-- Work task --
Please return the lines of the data that contain "Card".

-- Entries supplied --
--------

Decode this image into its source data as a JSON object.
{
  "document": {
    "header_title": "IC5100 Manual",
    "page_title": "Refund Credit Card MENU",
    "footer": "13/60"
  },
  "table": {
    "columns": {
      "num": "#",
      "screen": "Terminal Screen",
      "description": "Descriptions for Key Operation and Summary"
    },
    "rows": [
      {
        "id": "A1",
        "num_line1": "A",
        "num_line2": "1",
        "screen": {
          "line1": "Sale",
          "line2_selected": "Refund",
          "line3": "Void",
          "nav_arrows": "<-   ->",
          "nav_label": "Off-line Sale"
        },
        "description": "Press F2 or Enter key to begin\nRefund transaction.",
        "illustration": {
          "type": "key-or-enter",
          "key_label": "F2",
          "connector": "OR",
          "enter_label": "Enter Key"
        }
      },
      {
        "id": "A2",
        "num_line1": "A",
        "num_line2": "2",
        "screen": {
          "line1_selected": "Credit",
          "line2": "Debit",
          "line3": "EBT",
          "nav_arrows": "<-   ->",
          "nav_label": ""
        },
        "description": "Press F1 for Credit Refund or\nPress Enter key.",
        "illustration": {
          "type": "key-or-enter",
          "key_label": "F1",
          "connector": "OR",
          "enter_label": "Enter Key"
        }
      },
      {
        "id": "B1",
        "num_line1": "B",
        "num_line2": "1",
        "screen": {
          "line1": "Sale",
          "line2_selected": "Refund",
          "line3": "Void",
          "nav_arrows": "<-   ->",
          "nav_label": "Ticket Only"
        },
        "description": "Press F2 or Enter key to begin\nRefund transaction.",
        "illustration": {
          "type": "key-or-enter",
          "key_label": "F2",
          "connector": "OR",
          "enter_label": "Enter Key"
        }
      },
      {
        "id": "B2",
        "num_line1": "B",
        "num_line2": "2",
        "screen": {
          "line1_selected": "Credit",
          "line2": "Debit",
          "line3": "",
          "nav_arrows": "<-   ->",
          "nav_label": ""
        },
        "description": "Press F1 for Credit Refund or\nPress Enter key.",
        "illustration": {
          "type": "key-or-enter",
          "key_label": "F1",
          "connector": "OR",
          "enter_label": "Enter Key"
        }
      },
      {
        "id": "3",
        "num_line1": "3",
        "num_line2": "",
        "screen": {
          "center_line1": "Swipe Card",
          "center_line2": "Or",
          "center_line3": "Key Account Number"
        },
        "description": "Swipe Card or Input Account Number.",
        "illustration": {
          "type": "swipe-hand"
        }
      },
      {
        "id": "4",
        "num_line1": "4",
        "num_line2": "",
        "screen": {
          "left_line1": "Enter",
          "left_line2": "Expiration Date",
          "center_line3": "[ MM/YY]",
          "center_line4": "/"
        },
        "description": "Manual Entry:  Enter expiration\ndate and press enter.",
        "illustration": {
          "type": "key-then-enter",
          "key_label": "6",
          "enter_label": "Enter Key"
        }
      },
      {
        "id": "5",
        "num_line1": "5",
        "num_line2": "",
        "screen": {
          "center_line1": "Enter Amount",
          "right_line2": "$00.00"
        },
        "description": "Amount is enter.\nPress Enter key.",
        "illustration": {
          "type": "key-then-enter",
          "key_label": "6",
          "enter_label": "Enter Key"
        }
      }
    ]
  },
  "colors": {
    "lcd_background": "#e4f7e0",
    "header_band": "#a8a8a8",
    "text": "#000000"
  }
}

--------

-- Written response --
    "page_title": "Refund Credit Card MENU",
          "center_line1": "Swipe Card",
        "description": "Swipe Card or Input Account Number.",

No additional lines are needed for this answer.